And it's partly because I totally love his ingenuity to go get a stool when he sees something up high he can't reach or wants to sit on the couch and no one is around to help him up.

Upstairs, downstairs, it doesn't matter where he needs to reach, he doesn't mind lugging the stool up and down.  It's almost half his size, but the handle in the middle makes it manageable and gives him the ability to be one of the big kids.

I feel a bit sad that I haven't been there to always get what he needs or lift him to where he wants to go. but I am proud of him for figuring it out on his own.

I love this determination in my Asa and will continue to defend his stool.

07 February 2013

Staying sane

I'm not crazy, really. 

That screaming you heard from the garage on Monday morning, that was um, that was my happy filled with excitement scream. OK fine, that was actually my scream that gets the kids to stop their own screaming for just one minute while they try to figure out what in the world mommy is doing.

Earlier Monday morning I reminded myself not to start yelling because that meant they had control over me (Being a good mom who reads good parenting books, I felt proud of myself for remembering this good piece of advice).  So I kept my voice in check. Held my temper down. We were going to make it out of the house with all of mommy's emotions bubbling up, but not yet boiling over.

And then he said it.

In the middle of a heated argument with Asher about why I wasn't even going to discuss with him whether or not he needed going to school, he shot back at me, "All you do is stay at home with the kids."

Hold everything.

That statement is the one causing every stay at home mom to suck in her breath and decide which aspect of that outrageousness to address first.
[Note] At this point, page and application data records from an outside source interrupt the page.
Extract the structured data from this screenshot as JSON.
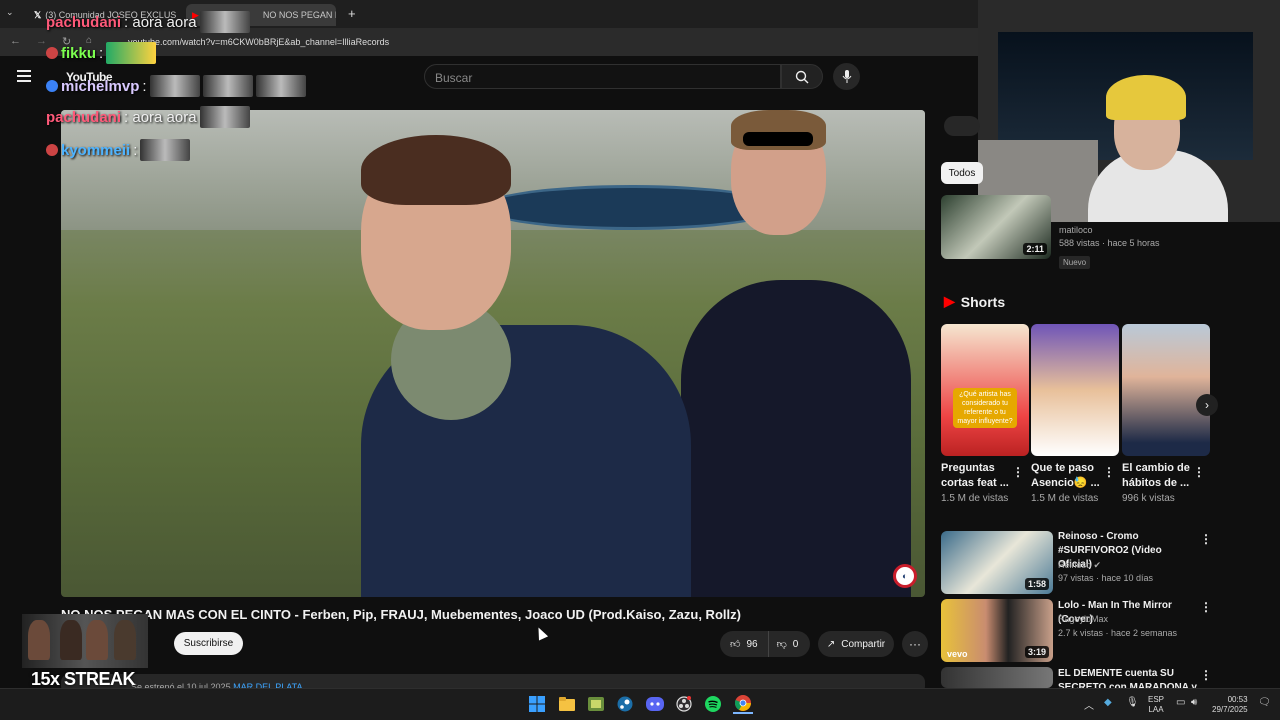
{
  "browser": {
    "tabs": [
      {
        "label": "(3) Comunidad JOSEO EXCLUS",
        "icon": "x-logo-icon"
      },
      {
        "label": "NO NOS PEGAN MAS CON",
        "icon": "youtube-icon"
      }
    ],
    "url": "youtube.com/watch?v=m6CKW0bBRjE&ab_channel=IlliaRecords"
  },
  "youtube": {
    "logo": "YouTube",
    "search_placeholder": "Buscar"
  },
  "video": {
    "title": "NO NOS PEGAN MAS CON EL CINTO - Ferben, Pip, FRAUJ, Muebementes, Joaco UD (Prod.Kaiso, Zazu, Rollz)",
    "subscribe_label": "Suscribirse",
    "likes": "96",
    "dislikes": "0",
    "share_label": "Compartir",
    "more_label": "···",
    "desc_text": "Se estrenó el 10 jul 2025",
    "desc_link": "MAR DEL PLATA"
  },
  "overlay": {
    "streak": "15x STREAK",
    "chat": [
      {
        "user": "pachudani",
        "message": ": aora aora",
        "color": "#ff5a7a"
      },
      {
        "user": "fikku",
        "message": ":",
        "color": "#7cff4f"
      },
      {
        "user": "michelmvp",
        "message": ":",
        "color": "#d9c9ff"
      },
      {
        "user": "pachudani",
        "message": ": aora aora",
        "color": "#ff5a7a"
      },
      {
        "user": "kyommeii",
        "message": ":",
        "color": "#4fb4ff"
      }
    ]
  },
  "sidebar": {
    "chip_all": "Todos",
    "rec1": {
      "channel": "matiloco",
      "meta": "588 vistas · hace 5 horas",
      "badge": "Nuevo",
      "duration": "2:11"
    },
    "shorts_label": "Shorts",
    "shorts": [
      {
        "title": "Preguntas cortas feat ...",
        "views": "1.5 M de vistas",
        "caption": "¿Qué artista has considerado tu referente o tu mayor influyente?"
      },
      {
        "title": "Que te paso Asencio😓 ...",
        "views": "1.5 M de vistas"
      },
      {
        "title": "El cambio de hábitos de ...",
        "views": "996 k vistas"
      }
    ],
    "videos": [
      {
        "title": "Reinoso - Cromo #SURFIVORO2 (Video Oficial)",
        "channel": "Reinoso",
        "meta": "97 vistas · hace 10 días",
        "duration": "1:58"
      },
      {
        "title": "Lolo - Man In The Mirror (Cover)",
        "channel": "RageyloMax",
        "meta": "2.7 k vistas · hace 2 semanas",
        "duration": "3:19",
        "thumb_label": "vevo"
      },
      {
        "title": "EL DEMENTE cuenta SU SECRETO con MARADONA y ...",
        "channel": "",
        "meta": "",
        "duration": ""
      }
    ]
  },
  "taskbar": {
    "lang_top": "ESP",
    "lang_bottom": "LAA",
    "time": "00:53",
    "date": "29/7/2025"
  }
}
Should I list out the billion examples of what I do during the day other than just sit on the couch watching kids? Or maybe I needed to let out my pent up frustration over sacrifices of money and self-satisfaction given up to stay at home. 

In one millisecond, of my anger, I thought of describing how much I cared about him and his brother and sister and this love motivates me to stay at home with them.

But, continuing with my good mom facade, I simply told him that staying home with the kids doesn't mean I don't do anything all day.

I left it at that and continued the crazy morning routine of getting Amelie to speed up and convincing Asa he does need to wear a diaper and we do not need to carry all of his earthly possessions into the car. 

It was this shrieking insistence from my baby that he needed to bring giraffes and snacks and blankets into the car, which made my emotion boil out.  I screamed as I carried him to the van.  I kept screaming while I buckled him in.

All three kids stopped their own screaming, whining and arguing and stared. 

I think they got it that now was the time for obedience and quickly getting into the car. 

For the three minute drive to drop Asher off at school, I laid out what I do all day. I described what life would be like for me (lots of positives!) and for them (lots of negatives!) if I did not stay at home with them.  Whether they understood or will remember, I don't think so, but I dot think Asher will not be saying that again - at least not in the near future.

We continued our drive, dropped Amelie off at preschool.  Then Asa and I waited at church for mom's group to begin.  While we waited, I realized my baby never really did get to finish his breakfast, but at least he had brought his pop-tart along.

What a good mom I am.